[DATA LISTING — start]
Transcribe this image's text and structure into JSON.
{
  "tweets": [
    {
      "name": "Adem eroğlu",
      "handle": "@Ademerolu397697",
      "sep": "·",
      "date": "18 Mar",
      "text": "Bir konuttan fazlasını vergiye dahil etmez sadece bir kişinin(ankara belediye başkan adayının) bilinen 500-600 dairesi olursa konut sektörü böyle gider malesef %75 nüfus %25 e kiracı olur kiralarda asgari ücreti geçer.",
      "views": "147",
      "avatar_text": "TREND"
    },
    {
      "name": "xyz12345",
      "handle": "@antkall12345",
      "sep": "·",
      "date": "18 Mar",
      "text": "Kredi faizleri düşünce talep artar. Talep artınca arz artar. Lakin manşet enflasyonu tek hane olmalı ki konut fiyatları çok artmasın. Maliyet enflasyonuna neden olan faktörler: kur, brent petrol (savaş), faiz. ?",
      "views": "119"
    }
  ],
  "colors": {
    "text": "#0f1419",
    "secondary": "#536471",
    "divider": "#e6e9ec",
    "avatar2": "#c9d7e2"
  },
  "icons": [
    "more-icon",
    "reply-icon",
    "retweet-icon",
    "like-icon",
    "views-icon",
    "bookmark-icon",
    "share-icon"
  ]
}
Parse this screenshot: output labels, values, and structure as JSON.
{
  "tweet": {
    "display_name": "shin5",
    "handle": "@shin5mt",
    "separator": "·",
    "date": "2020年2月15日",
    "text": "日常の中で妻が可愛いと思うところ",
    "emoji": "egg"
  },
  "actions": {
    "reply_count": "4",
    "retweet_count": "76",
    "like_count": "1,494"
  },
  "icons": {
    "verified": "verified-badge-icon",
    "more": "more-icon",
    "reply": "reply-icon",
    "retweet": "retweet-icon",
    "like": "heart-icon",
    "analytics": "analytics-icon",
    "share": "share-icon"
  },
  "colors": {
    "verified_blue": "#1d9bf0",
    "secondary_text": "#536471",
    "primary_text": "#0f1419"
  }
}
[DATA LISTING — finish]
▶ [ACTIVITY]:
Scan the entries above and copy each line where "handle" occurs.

▶ [EXERCISE ANSWER]:
      "handle": "@Ademerolu397697",
      "handle": "@antkall12345",
    "handle": "@shin5mt",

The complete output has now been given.